__TASK DETAILS__
Go through the lines below and tally those containing the string "count". Respond with the number only.

(Data about app and page elements)
%%
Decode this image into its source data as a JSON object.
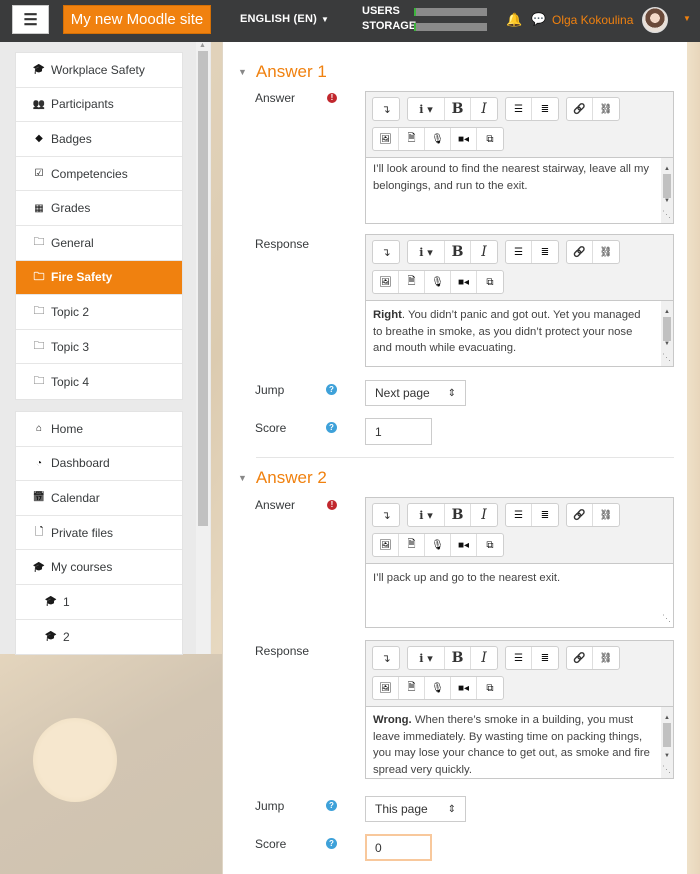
{
  "navbar": {
    "menu_icon": "hamburger-icon",
    "site_name": "My new Moodle site",
    "language": "ENGLISH (EN)",
    "usage": [
      {
        "label": "USERS"
      },
      {
        "label": "STORAGE"
      }
    ],
    "user_name": "Olga Kokoulina",
    "bell_icon": "bell-icon",
    "chat_icon": "chat-icon",
    "accent": "#f0810f"
  },
  "drawer": {
    "course_nav": [
      {
        "label": "Workplace Safety",
        "icon": "graduation-cap-icon"
      },
      {
        "label": "Participants",
        "icon": "users-icon"
      },
      {
        "label": "Badges",
        "icon": "shield-icon"
      },
      {
        "label": "Competencies",
        "icon": "check-square-icon"
      },
      {
        "label": "Grades",
        "icon": "table-icon"
      },
      {
        "label": "General",
        "icon": "folder-icon"
      },
      {
        "label": "Fire Safety",
        "icon": "folder-icon",
        "active": true
      },
      {
        "label": "Topic 2",
        "icon": "folder-icon"
      },
      {
        "label": "Topic 3",
        "icon": "folder-icon"
      },
      {
        "label": "Topic 4",
        "icon": "folder-icon"
      }
    ],
    "site_nav": [
      {
        "label": "Home",
        "icon": "home-icon"
      },
      {
        "label": "Dashboard",
        "icon": "dashboard-icon"
      },
      {
        "label": "Calendar",
        "icon": "calendar-icon"
      },
      {
        "label": "Private files",
        "icon": "file-icon"
      },
      {
        "label": "My courses",
        "icon": "graduation-cap-icon"
      },
      {
        "label": "1",
        "icon": "graduation-cap-icon",
        "sub": true
      },
      {
        "label": "2",
        "icon": "graduation-cap-icon",
        "sub": true
      }
    ]
  },
  "answers": [
    {
      "title": "Answer 1",
      "answer_label": "Answer",
      "answer_text": "I’ll look around to find the nearest stairway, leave all my belongings, and run to the exit.",
      "response_label": "Response",
      "response_bold": "Right",
      "response_text": ". You didn’t panic and got out. Yet you managed to breathe in smoke, as you didn’t protect your nose and mouth while evacuating.",
      "jump_label": "Jump",
      "jump_value": "Next page",
      "score_label": "Score",
      "score_value": "1"
    },
    {
      "title": "Answer 2",
      "answer_label": "Answer",
      "answer_text": "I’ll pack up and go to the nearest exit.",
      "response_label": "Response",
      "response_bold": "Wrong.",
      "response_text": " When there’s smoke in a building, you must leave immediately. By wasting time on packing things, you may lose your chance to get out, as smoke and fire spread very quickly.",
      "jump_label": "Jump",
      "jump_value": "This page",
      "score_label": "Score",
      "score_value": "0"
    }
  ],
  "toolbar": {
    "row1": [
      [
        "collapse-icon"
      ],
      [
        "paragraph-styles-icon",
        "bold-icon",
        "italic-icon"
      ],
      [
        "unordered-list-icon",
        "ordered-list-icon"
      ],
      [
        "link-icon",
        "unlink-icon"
      ]
    ],
    "row2": [
      [
        "image-icon",
        "media-icon",
        "record-audio-icon",
        "record-video-icon",
        "manage-files-icon"
      ]
    ]
  }
}
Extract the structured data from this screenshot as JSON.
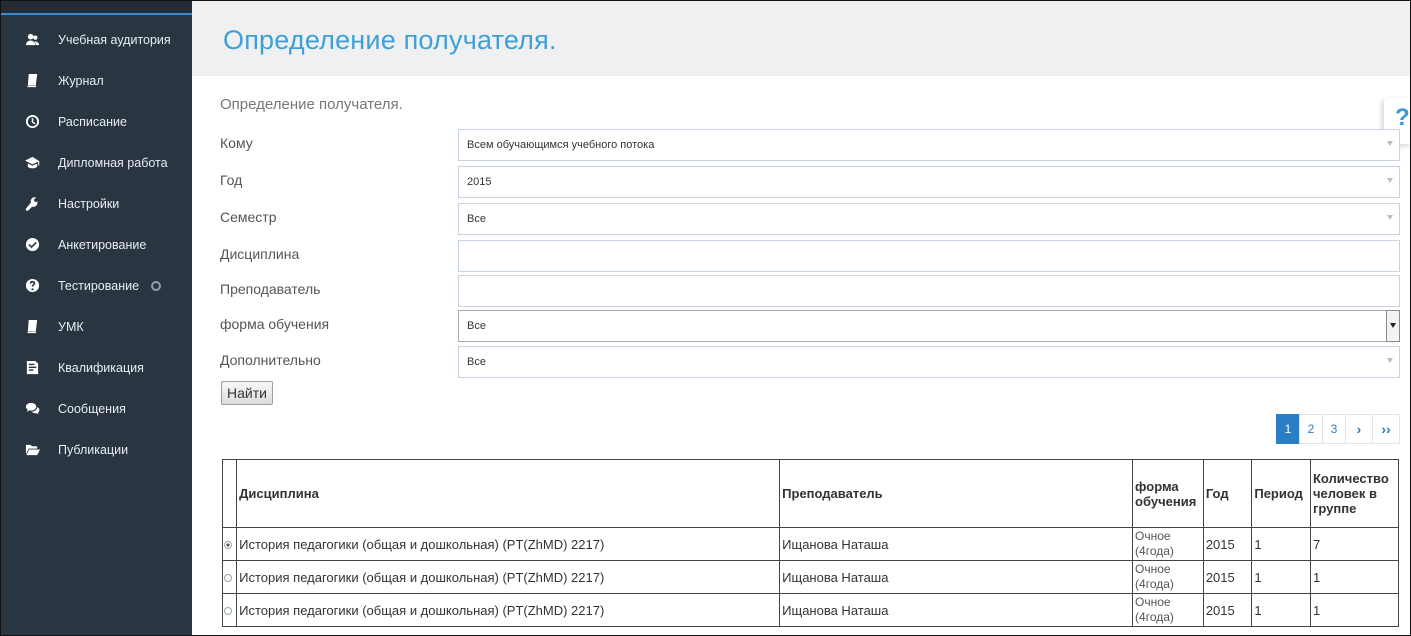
{
  "sidebar": {
    "items": [
      {
        "label": "Учебная аудитория",
        "icon": "users-icon"
      },
      {
        "label": "Журнал",
        "icon": "book-icon"
      },
      {
        "label": "Расписание",
        "icon": "clock-icon"
      },
      {
        "label": "Дипломная работа",
        "icon": "graduation-cap-icon"
      },
      {
        "label": "Настройки",
        "icon": "wrench-icon"
      },
      {
        "label": "Анкетирование",
        "icon": "check-circle-icon"
      },
      {
        "label": "Тестирование",
        "icon": "question-circle-icon"
      },
      {
        "label": "УМК",
        "icon": "book-icon"
      },
      {
        "label": "Квалификация",
        "icon": "certificate-icon"
      },
      {
        "label": "Сообщения",
        "icon": "comments-icon"
      },
      {
        "label": "Публикации",
        "icon": "folder-open-icon"
      }
    ]
  },
  "header": {
    "title": "Определение получателя."
  },
  "form": {
    "section_title": "Определение получателя.",
    "fields": {
      "komu": {
        "label": "Кому",
        "value": "Всем обучающимся учебного потока"
      },
      "god": {
        "label": "Год",
        "value": "2015"
      },
      "semestr": {
        "label": "Семестр",
        "value": "Все"
      },
      "disciplina": {
        "label": "Дисциплина",
        "value": ""
      },
      "prepodavatel": {
        "label": "Преподаватель",
        "value": ""
      },
      "forma": {
        "label": "форма обучения",
        "value": "Все"
      },
      "dop": {
        "label": "Дополнительно",
        "value": "Все"
      }
    },
    "find_button": "Найти"
  },
  "pagination": {
    "pages": [
      "1",
      "2",
      "3"
    ],
    "next": "›",
    "last": "››",
    "current": "1"
  },
  "table": {
    "headers": {
      "discipline": "Дисциплина",
      "teacher": "Преподаватель",
      "form": "форма обучения",
      "year": "Год",
      "period": "Период",
      "count": "Количество человек в группе"
    },
    "rows": [
      {
        "discipline": "История педагогики (общая и дошкольная) (PT(ZhMD) 2217)",
        "teacher": "Ищанова Наташа",
        "form": "Очное (4года)",
        "year": "2015",
        "period": "1",
        "count": "7",
        "selected": true
      },
      {
        "discipline": "История педагогики (общая и дошкольная) (PT(ZhMD) 2217)",
        "teacher": "Ищанова Наташа",
        "form": "Очное (4года)",
        "year": "2015",
        "period": "1",
        "count": "1",
        "selected": false
      },
      {
        "discipline": "История педагогики (общая и дошкольная) (PT(ZhMD) 2217)",
        "teacher": "Ищанова Наташа",
        "form": "Очное (4года)",
        "year": "2015",
        "period": "1",
        "count": "1",
        "selected": false
      }
    ]
  },
  "colors": {
    "sidebar_bg": "#2a3542",
    "accent": "#3fa0d6",
    "pagination_active": "#2a7fc4"
  }
}
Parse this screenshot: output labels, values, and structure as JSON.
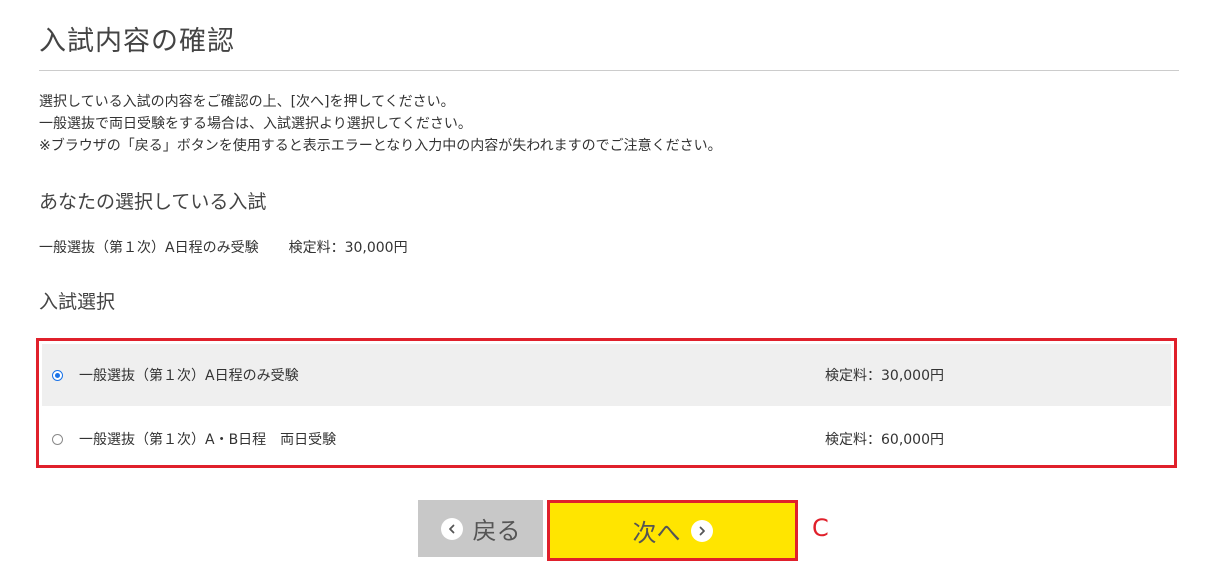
{
  "page": {
    "title": "入試内容の確認"
  },
  "intro": {
    "line1": "選択している入試の内容をご確認の上、[次へ]を押してください。",
    "line2": "一般選抜で両日受験をする場合は、入試選択より選択してください。",
    "line3": "※ブラウザの「戻る」ボタンを使用すると表示エラーとなり入力中の内容が失われますのでご注意ください。"
  },
  "current_selection": {
    "heading": "あなたの選択している入試",
    "name": "一般選抜（第１次）A日程のみ受験",
    "fee": "検定料：30,000円"
  },
  "exam_selection": {
    "heading": "入試選択",
    "options": [
      {
        "label": "一般選抜（第１次）A日程のみ受験",
        "fee": "検定料：30,000円",
        "selected": true
      },
      {
        "label": "一般選抜（第１次）A・B日程　両日受験",
        "fee": "検定料：60,000円",
        "selected": false
      }
    ]
  },
  "buttons": {
    "back_label": "戻る",
    "next_label": "次へ",
    "back_icon": "chevron-left-circle-icon",
    "next_icon": "chevron-right-circle-icon"
  },
  "annotation": {
    "label": "C"
  },
  "colors": {
    "highlight_border": "#e0202b",
    "next_button_bg": "#ffe500",
    "back_button_bg": "#c8c8c8",
    "selected_row_bg": "#efefef",
    "radio_checked": "#1a73e8"
  }
}
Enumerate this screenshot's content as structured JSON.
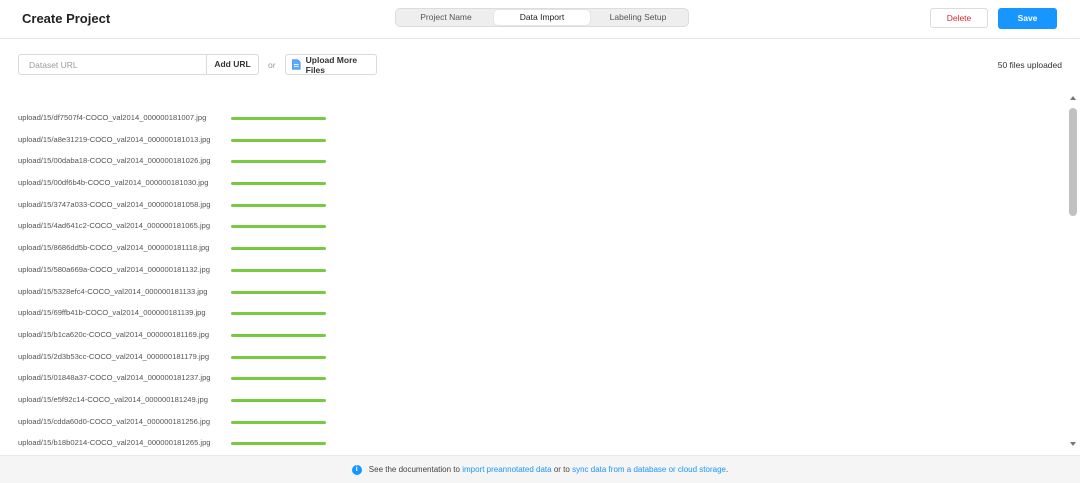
{
  "header": {
    "title": "Create Project",
    "tabs": [
      {
        "label": "Project Name"
      },
      {
        "label": "Data Import"
      },
      {
        "label": "Labeling Setup"
      }
    ],
    "active_tab": "Data Import",
    "delete_label": "Delete",
    "save_label": "Save"
  },
  "import": {
    "url_placeholder": "Dataset URL",
    "add_url_label": "Add URL",
    "or_text": "or",
    "upload_label": "Upload More Files",
    "files_uploaded": "50 files uploaded"
  },
  "files": [
    {
      "name": "upload/15/df7507f4-COCO_val2014_000000181007.jpg",
      "progress": 1.0
    },
    {
      "name": "upload/15/a8e31219-COCO_val2014_000000181013.jpg",
      "progress": 1.0
    },
    {
      "name": "upload/15/00daba18-COCO_val2014_000000181026.jpg",
      "progress": 1.0
    },
    {
      "name": "upload/15/00df6b4b-COCO_val2014_000000181030.jpg",
      "progress": 1.0
    },
    {
      "name": "upload/15/3747a033-COCO_val2014_000000181058.jpg",
      "progress": 1.0
    },
    {
      "name": "upload/15/4ad641c2-COCO_val2014_000000181065.jpg",
      "progress": 1.0
    },
    {
      "name": "upload/15/8686dd5b-COCO_val2014_000000181118.jpg",
      "progress": 1.0
    },
    {
      "name": "upload/15/580a669a-COCO_val2014_000000181132.jpg",
      "progress": 1.0
    },
    {
      "name": "upload/15/5328efc4-COCO_val2014_000000181133.jpg",
      "progress": 1.0
    },
    {
      "name": "upload/15/69ffb41b-COCO_val2014_000000181139.jpg",
      "progress": 1.0
    },
    {
      "name": "upload/15/b1ca620c-COCO_val2014_000000181169.jpg",
      "progress": 1.0
    },
    {
      "name": "upload/15/2d3b53cc-COCO_val2014_000000181179.jpg",
      "progress": 1.0
    },
    {
      "name": "upload/15/01848a37-COCO_val2014_000000181237.jpg",
      "progress": 1.0
    },
    {
      "name": "upload/15/e5f92c14-COCO_val2014_000000181249.jpg",
      "progress": 1.0
    },
    {
      "name": "upload/15/cdda60d0-COCO_val2014_000000181256.jpg",
      "progress": 1.0
    },
    {
      "name": "upload/15/b18b0214-COCO_val2014_000000181265.jpg",
      "progress": 1.0
    }
  ],
  "footer": {
    "text_before": "See the documentation to",
    "link1": "import preannotated data",
    "text_middle": "or to",
    "link2": "sync data from a database or cloud storage",
    "text_after": "."
  },
  "colors": {
    "accent": "#1896ff",
    "progress": "#7ac943",
    "danger": "#d92b2b"
  },
  "icons": {
    "info": "info-icon",
    "file": "file-icon"
  }
}
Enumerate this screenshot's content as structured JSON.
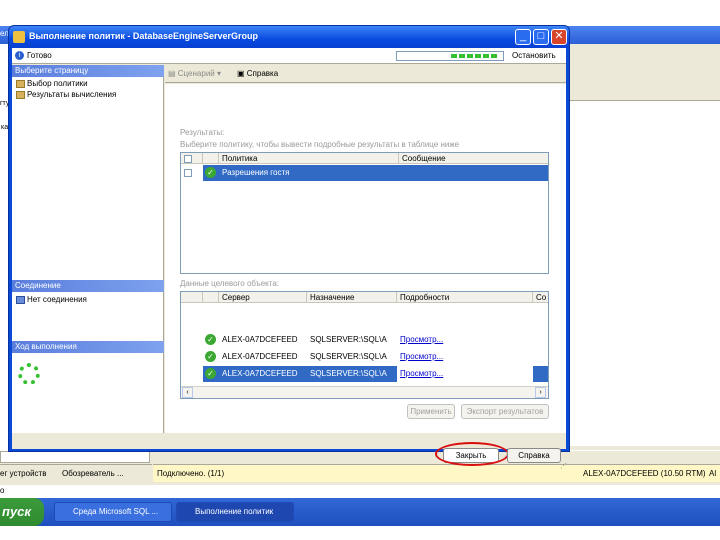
{
  "dialog": {
    "title": "Выполнение политик - DatabaseEngineServerGroup",
    "status_text": "Готово",
    "stop_label": "Остановить",
    "left_header": "Выберите страницу",
    "nav_items": [
      "Выбор политики",
      "Результаты вычисления"
    ],
    "connection_header": "Соединение",
    "connection_item": "Нет соединения",
    "progress_header": "Ход выполнения",
    "toolbar_script": "Сценарий",
    "toolbar_help": "Справка",
    "results_title": "Результаты:",
    "results_hint": "Выберите политику, чтобы вывести подробные результаты в таблице ниже",
    "policy_grid": {
      "headers": [
        "",
        "",
        "Политика",
        "Сообщение"
      ],
      "rows": [
        {
          "policy": "Разрешения гостя",
          "message": ""
        }
      ]
    },
    "target_details_title": "Данные целевого объекта:",
    "target_grid": {
      "headers": [
        "",
        "",
        "Сервер",
        "Назначение",
        "Подробности",
        "Со"
      ],
      "rows": [
        {
          "server": "ALEX-0A7DCEFEED",
          "target": "SQLSERVER:\\SQL\\A",
          "details": "Просмотр..."
        },
        {
          "server": "ALEX-0A7DCEFEED",
          "target": "SQLSERVER:\\SQL\\A",
          "details": "Просмотр..."
        },
        {
          "server": "ALEX-0A7DCEFEED",
          "target": "SQLSERVER:\\SQL\\A",
          "details": "Просмотр..."
        }
      ]
    },
    "apply_label": "Применить",
    "export_label": "Экспорт результатов",
    "close_label": "Закрыть",
    "help_label": "Справка"
  },
  "background": {
    "status_connected": "Подключено. (1/1)",
    "status_server": "ALEX-0A7DCEFEED (10.50 RTM)",
    "status_tail": "Al",
    "tab_devices": "ег устройств",
    "tab_explorer": "Обозреватель ...",
    "left_bits": [
      "ел",
      "гту",
      "ка"
    ],
    "status_o": "o"
  },
  "taskbar": {
    "start_label": "пуск",
    "tasks": [
      "Среда Microsoft SQL ...",
      "Выполнение политик"
    ]
  },
  "colors": {
    "selection": "#316ac5",
    "highlight_circle": "#d90f0f",
    "window_blue": "#0a49d6",
    "success_green": "#3aa832"
  }
}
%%
__EXPECTED OUTPUT__
4